TASK INSTRUCTIONS => Among the records below, find the lines containing "time" and state only how many there are.

MATERIAL PROVIDED =>

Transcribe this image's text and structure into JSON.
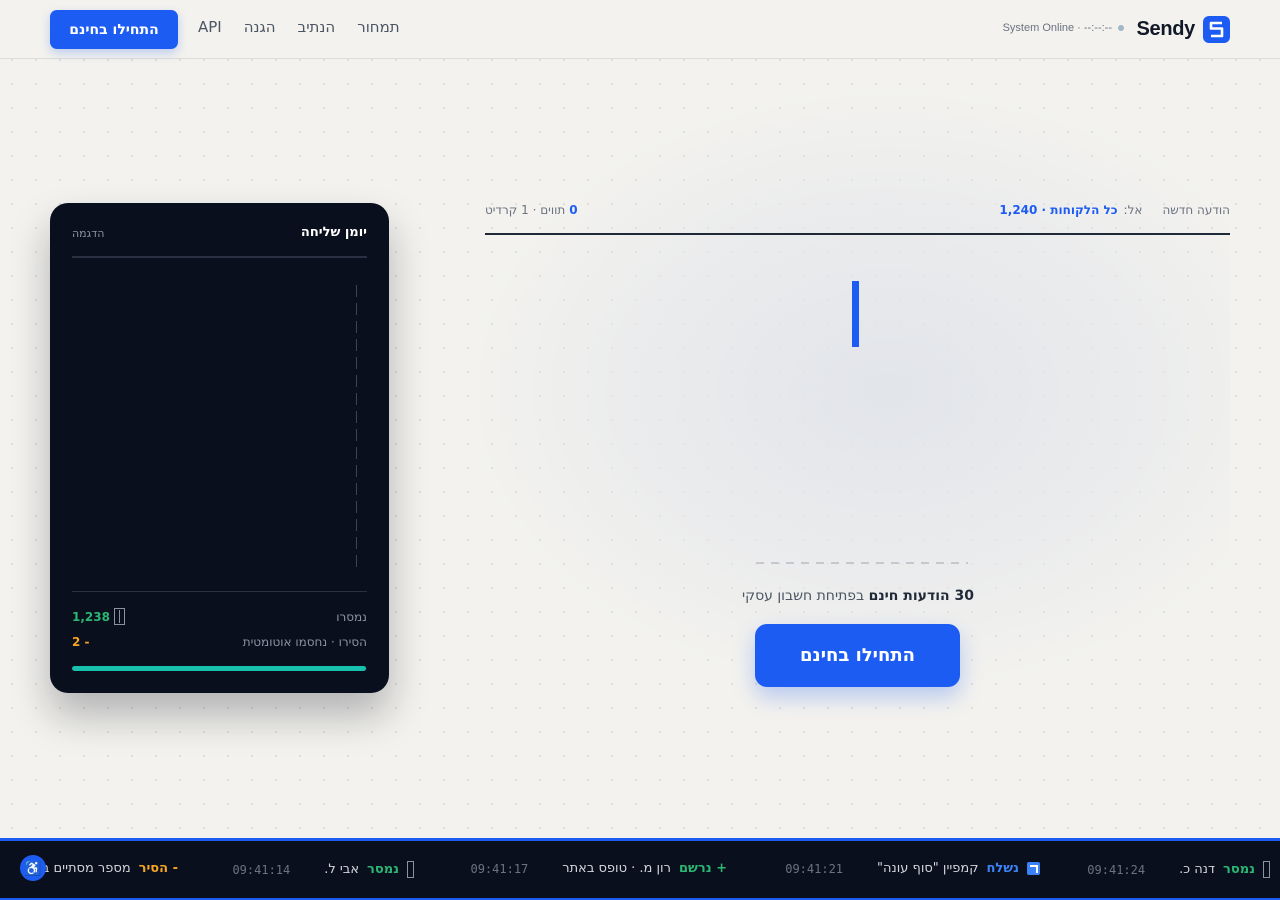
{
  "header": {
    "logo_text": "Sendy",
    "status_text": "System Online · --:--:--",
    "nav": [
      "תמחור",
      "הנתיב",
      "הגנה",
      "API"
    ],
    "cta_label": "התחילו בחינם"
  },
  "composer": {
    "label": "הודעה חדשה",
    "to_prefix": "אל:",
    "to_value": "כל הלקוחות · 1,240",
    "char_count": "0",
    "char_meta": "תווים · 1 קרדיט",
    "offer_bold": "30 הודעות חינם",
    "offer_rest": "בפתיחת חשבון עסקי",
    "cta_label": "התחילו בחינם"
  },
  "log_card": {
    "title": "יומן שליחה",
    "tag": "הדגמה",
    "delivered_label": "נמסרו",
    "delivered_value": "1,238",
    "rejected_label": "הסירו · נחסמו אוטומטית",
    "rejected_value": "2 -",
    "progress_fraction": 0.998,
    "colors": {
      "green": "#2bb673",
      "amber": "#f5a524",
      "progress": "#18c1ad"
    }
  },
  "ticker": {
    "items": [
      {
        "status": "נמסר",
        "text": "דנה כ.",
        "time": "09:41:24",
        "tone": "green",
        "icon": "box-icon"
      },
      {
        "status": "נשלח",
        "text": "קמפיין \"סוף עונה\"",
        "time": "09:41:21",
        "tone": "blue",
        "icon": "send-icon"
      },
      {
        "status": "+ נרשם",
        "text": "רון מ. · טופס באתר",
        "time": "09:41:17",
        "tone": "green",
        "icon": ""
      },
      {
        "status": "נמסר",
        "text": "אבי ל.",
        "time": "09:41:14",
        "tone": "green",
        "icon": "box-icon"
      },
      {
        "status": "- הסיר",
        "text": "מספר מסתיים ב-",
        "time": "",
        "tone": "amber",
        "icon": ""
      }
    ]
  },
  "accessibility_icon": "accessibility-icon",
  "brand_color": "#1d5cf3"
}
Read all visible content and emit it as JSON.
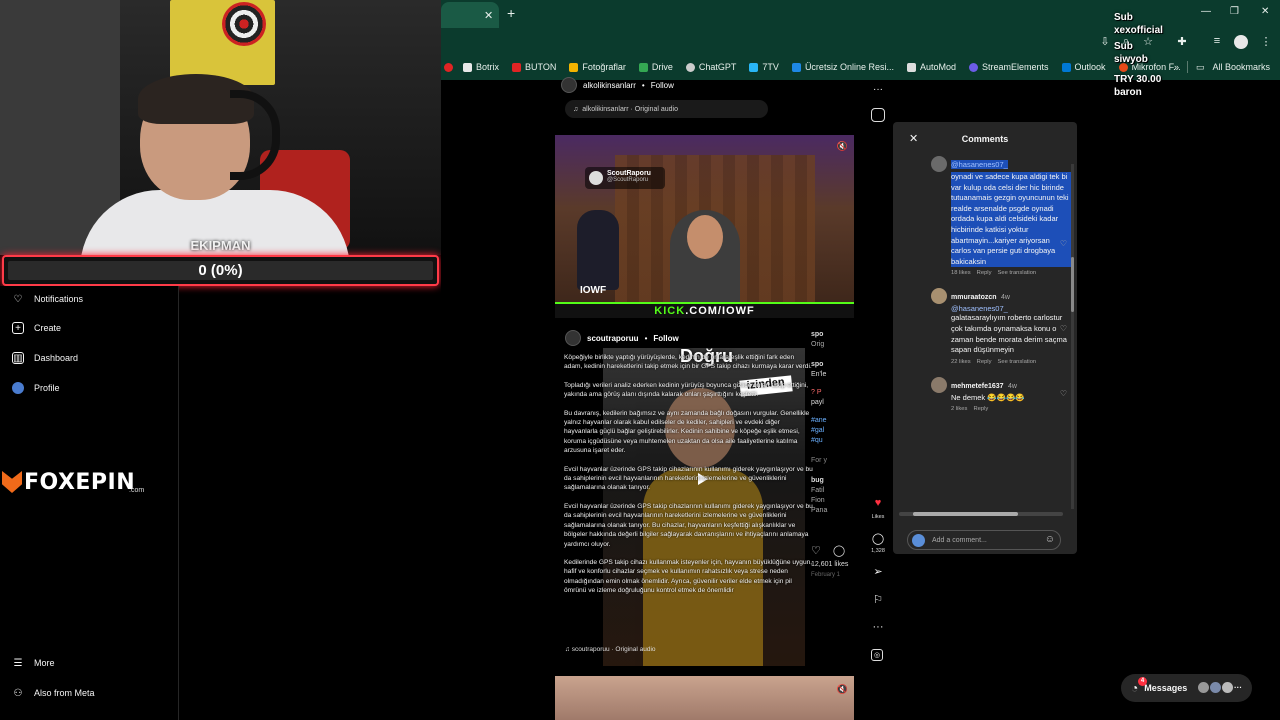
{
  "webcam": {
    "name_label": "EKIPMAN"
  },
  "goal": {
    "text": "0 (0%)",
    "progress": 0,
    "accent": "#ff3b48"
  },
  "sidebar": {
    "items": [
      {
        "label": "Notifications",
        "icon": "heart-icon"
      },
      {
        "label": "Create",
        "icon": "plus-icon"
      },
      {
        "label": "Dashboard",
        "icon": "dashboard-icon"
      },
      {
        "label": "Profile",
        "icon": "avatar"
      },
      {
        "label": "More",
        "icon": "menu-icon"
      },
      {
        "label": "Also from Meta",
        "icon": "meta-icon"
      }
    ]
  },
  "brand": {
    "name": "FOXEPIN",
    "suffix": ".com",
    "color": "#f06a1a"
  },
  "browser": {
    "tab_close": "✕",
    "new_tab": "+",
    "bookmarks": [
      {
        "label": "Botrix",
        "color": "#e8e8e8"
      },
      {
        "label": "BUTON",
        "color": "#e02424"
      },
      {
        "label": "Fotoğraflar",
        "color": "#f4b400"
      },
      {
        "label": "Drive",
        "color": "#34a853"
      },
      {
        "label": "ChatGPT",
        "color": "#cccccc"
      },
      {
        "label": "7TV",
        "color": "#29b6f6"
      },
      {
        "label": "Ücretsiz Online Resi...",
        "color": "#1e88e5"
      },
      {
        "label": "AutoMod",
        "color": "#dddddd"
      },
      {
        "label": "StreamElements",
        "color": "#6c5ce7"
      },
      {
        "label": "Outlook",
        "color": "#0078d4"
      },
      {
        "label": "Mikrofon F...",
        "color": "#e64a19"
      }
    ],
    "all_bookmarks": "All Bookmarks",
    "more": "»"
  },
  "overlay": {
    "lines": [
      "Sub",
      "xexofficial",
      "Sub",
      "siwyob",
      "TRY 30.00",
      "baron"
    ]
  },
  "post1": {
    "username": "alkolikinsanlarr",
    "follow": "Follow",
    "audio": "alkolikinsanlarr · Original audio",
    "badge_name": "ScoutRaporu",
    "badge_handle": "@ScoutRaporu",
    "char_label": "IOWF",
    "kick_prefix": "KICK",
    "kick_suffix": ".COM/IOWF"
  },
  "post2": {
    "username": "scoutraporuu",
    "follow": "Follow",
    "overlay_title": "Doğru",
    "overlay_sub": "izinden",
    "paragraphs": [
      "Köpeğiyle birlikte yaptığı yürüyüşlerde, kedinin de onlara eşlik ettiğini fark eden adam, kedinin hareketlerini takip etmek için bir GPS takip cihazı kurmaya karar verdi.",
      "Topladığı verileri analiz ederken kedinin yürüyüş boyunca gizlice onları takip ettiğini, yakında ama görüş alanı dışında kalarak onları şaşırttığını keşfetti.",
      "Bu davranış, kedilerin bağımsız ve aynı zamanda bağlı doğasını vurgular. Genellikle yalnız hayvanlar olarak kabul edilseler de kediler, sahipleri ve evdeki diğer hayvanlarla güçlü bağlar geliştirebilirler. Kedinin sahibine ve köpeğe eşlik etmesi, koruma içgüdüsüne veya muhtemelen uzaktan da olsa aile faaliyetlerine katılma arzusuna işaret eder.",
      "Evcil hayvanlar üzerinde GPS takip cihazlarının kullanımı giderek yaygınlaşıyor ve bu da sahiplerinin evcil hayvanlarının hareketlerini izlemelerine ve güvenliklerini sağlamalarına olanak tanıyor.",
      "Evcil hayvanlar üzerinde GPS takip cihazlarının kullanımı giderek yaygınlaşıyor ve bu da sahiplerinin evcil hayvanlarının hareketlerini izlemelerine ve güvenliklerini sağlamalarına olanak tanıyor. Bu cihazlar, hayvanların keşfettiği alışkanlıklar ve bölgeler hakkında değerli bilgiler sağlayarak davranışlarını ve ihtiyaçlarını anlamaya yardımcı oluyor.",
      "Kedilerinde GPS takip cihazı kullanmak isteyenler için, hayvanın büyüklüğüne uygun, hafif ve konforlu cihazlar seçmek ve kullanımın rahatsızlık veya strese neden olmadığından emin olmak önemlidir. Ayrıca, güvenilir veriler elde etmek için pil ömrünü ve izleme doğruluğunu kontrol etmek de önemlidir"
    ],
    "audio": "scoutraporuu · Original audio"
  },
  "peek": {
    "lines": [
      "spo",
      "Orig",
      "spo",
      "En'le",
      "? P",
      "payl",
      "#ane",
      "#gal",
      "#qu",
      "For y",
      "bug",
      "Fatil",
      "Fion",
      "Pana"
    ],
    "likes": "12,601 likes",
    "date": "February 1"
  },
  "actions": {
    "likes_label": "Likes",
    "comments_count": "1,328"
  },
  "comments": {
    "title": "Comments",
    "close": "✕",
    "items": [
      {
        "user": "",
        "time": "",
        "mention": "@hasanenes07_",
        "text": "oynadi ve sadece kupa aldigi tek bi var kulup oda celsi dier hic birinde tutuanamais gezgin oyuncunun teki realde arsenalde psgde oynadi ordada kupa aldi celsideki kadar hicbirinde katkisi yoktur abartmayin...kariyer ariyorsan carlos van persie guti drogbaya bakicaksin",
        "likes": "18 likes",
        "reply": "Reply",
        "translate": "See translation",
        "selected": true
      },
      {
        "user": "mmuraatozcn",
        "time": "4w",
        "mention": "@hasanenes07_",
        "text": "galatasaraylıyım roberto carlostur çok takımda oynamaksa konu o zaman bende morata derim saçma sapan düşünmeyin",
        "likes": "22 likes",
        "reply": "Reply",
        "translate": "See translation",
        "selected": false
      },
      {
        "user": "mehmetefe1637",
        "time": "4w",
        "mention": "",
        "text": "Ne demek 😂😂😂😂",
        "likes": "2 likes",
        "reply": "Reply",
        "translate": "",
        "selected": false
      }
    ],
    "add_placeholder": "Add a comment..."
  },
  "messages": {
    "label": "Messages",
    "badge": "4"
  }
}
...
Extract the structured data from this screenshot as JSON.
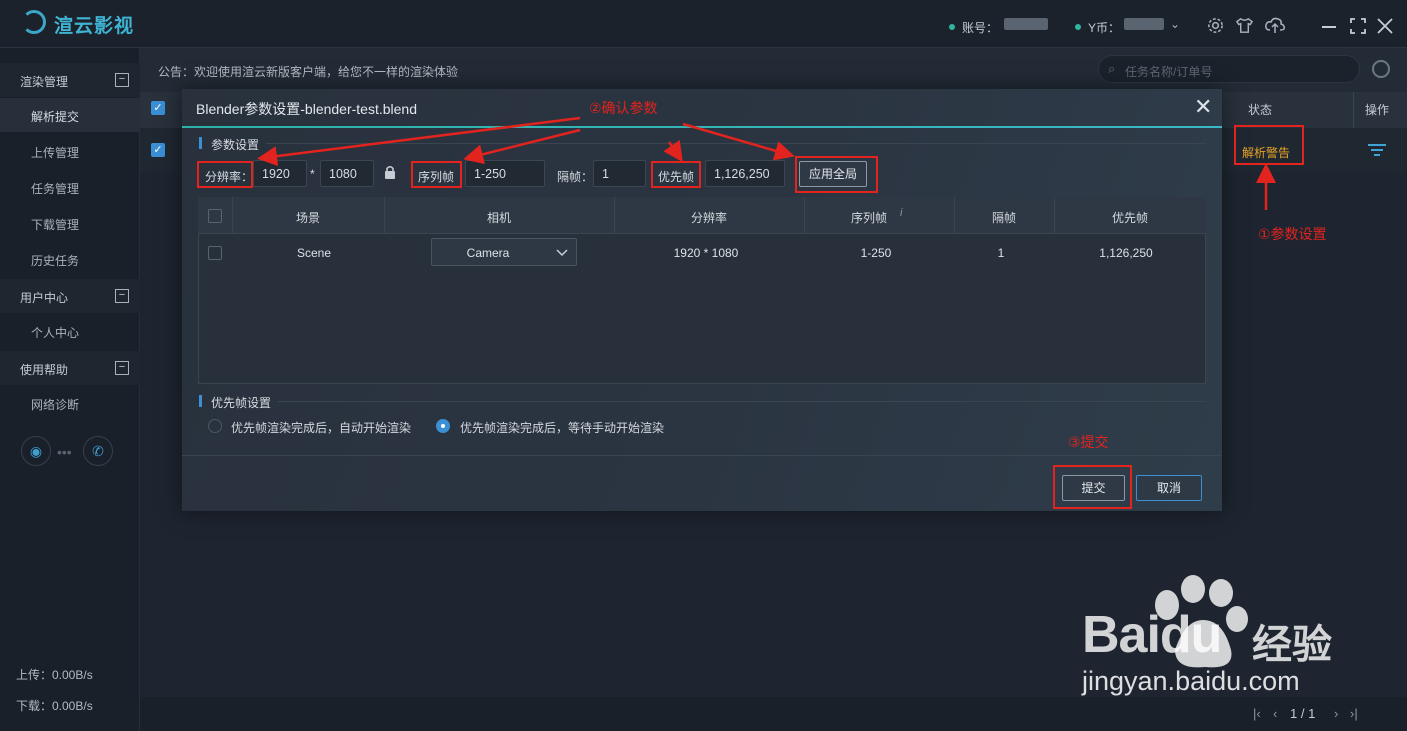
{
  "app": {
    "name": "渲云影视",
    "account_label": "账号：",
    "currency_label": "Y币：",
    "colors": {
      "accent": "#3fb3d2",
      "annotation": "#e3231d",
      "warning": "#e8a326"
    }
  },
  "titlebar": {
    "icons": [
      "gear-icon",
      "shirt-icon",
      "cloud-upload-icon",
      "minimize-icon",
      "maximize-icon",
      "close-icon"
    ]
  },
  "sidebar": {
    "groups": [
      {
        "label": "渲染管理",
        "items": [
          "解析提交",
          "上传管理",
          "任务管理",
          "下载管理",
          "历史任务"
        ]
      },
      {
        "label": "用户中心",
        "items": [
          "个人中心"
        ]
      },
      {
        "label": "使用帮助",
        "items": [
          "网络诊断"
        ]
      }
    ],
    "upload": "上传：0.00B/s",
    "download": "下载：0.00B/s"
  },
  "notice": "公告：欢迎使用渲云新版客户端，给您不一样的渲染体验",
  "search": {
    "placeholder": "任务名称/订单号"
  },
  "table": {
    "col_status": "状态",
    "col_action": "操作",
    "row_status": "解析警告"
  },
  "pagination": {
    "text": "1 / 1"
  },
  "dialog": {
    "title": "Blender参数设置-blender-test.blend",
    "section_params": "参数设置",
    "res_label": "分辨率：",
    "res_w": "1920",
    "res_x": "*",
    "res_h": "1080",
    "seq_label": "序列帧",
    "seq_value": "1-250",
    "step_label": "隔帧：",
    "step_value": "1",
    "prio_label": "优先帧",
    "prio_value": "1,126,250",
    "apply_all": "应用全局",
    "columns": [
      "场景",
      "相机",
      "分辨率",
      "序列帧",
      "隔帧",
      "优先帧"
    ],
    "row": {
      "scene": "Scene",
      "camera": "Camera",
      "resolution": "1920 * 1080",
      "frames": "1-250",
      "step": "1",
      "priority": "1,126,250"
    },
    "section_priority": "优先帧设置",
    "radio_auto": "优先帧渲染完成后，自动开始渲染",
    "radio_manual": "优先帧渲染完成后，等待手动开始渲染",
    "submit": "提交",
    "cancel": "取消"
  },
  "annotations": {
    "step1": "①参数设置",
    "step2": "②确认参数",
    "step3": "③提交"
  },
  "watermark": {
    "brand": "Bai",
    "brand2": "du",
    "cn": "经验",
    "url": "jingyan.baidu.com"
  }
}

REPLY => 8